Page 110 - The motley crew, in vessels new, With Satan for their guide, sir, Pack'd up in bags, or wooden kegs, Come driving down the tide, sir. " Therefore prepare for bloody war, — These kegs must all be routed, Or surely we despised shall be, And British courage doubted.
Page 22 - The aperture of the den, on the east side of a very high ledge of rocks, is about two feet square ; from thence it descends obliquely fifteen feet, then running horizontally about ten more, it ascends gradually sixteen feet toward its termination.
Page 100 - We shall lay them down when hostilities shall cease on the part of the aggressors, and all danger of their being renewed shall be removed, and not before. " With an humble confidence in the mercies of the supreme and impartial Judge and Ruler of the universe, we most devoutly implore his divine goodness to conduct us happily through this great conflict, to dispose our adversaries to reconciliation on reasonable terms, and thereby to relieve the empire from the calamities of civil war.
Page 174 - CLERK'S OFFIcE. BE it remembered, that on the eleventh day of November, AD 1830, in the fiftyfifth year of the Independence of the United States of America, Gray & Bowen, of the said district, have deposited in this office the title of a book, the right whereof...
Page 47 - In the winter of 1757, when Col. Haviland was commandant at Fort Edward, the barracks adjoining to the northwest bastion took fire. They extended within twelve feet of the magazine, which contained three hundred barrels of powder. On its first discovery, the fire raged with great violence. The...
Page 100 - In our own native land, in defence of the freedom that is our birthright, and which we ever enjoyed till the late violation of it; for the protection of our property, acquired solely by the honest industry of our forefathers and ourselves, against violence actually offered we have taken up arms.
Page 63 - This change of ground occasioned the tree to which Putnam was tied to be directly between the fire of the two parties. Human imagination can hardly figure to itself a more deplorable situation. The balls flew incessantly from either side, many struck the tree, while some passed through the sleeves and skirts of his coat.
Page 110 - For God's sake, what's the matter?

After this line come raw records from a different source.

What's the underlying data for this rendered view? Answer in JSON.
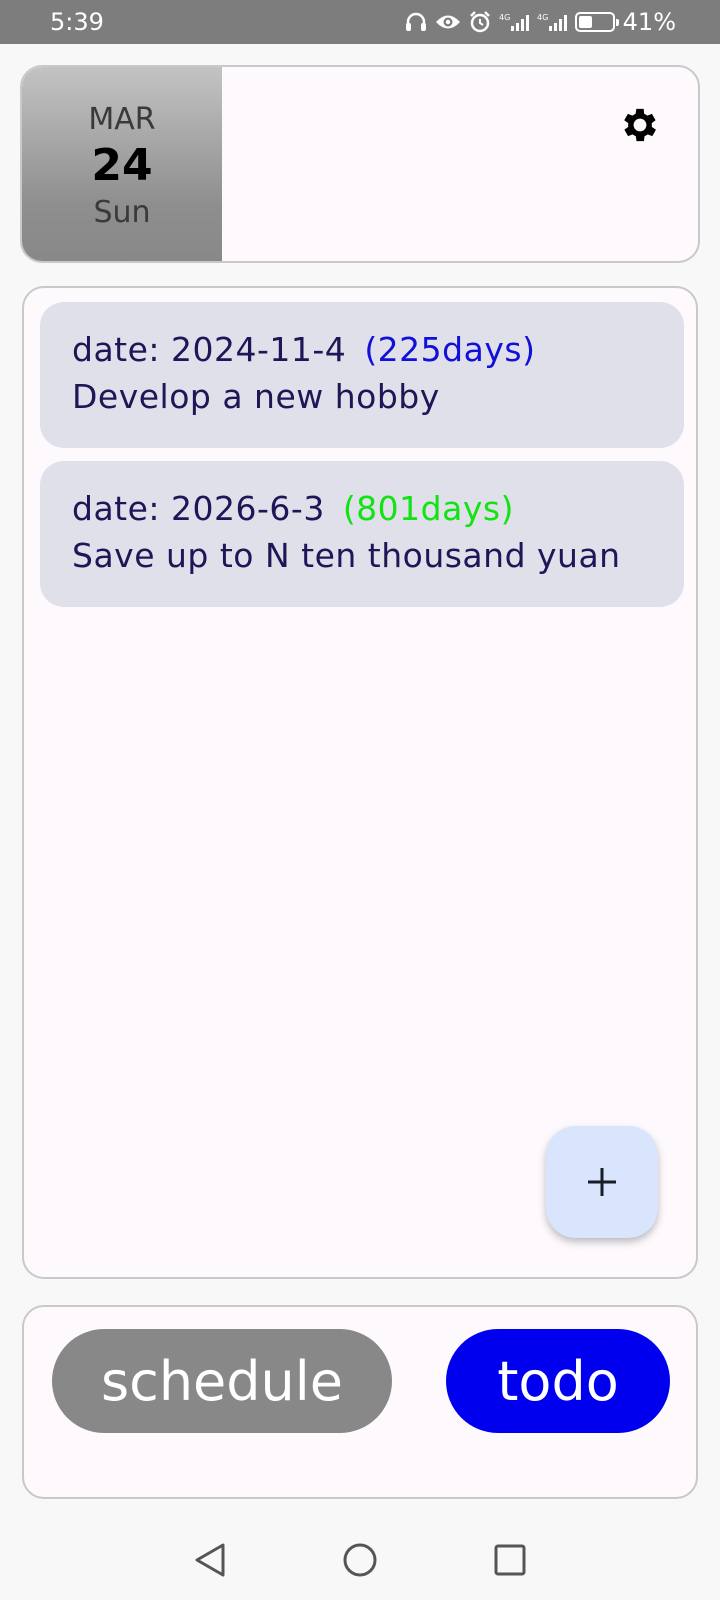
{
  "status_bar": {
    "time": "5:39",
    "battery_percent": "41%",
    "battery_level": 0.41,
    "icons": [
      "headphones-icon",
      "eye-icon",
      "alarm-icon",
      "signal-4g-icon",
      "signal-4g-icon",
      "battery-icon"
    ]
  },
  "header": {
    "month": "MAR",
    "day": "24",
    "weekday": "Sun",
    "settings_icon": "gear-icon"
  },
  "todos": [
    {
      "date_label": "date: 2024-11-4",
      "days_label": "(225days)",
      "days_color": "#1010d8",
      "title": "Develop a new hobby"
    },
    {
      "date_label": "date: 2026-6-3",
      "days_label": "(801days)",
      "days_color": "#12e312",
      "title": "Save up to N ten thousand yuan"
    }
  ],
  "fab": {
    "label": "+",
    "icon": "plus-icon"
  },
  "tabs": {
    "schedule_label": "schedule",
    "todo_label": "todo",
    "active": "todo",
    "colors": {
      "inactive": "#888888",
      "active": "#0000ee"
    }
  },
  "nav": {
    "icons": [
      "back-icon",
      "home-icon",
      "recents-icon"
    ]
  }
}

At his bed-side he then espy'd, Sir Erskine at command, sir, Upon one foot, he had one boot, And th' other in his hand, sir. " Arise, arise, sir Erskine cries, The rebels — more's the pity, Without a boat are all afloat, And rang'd before the city.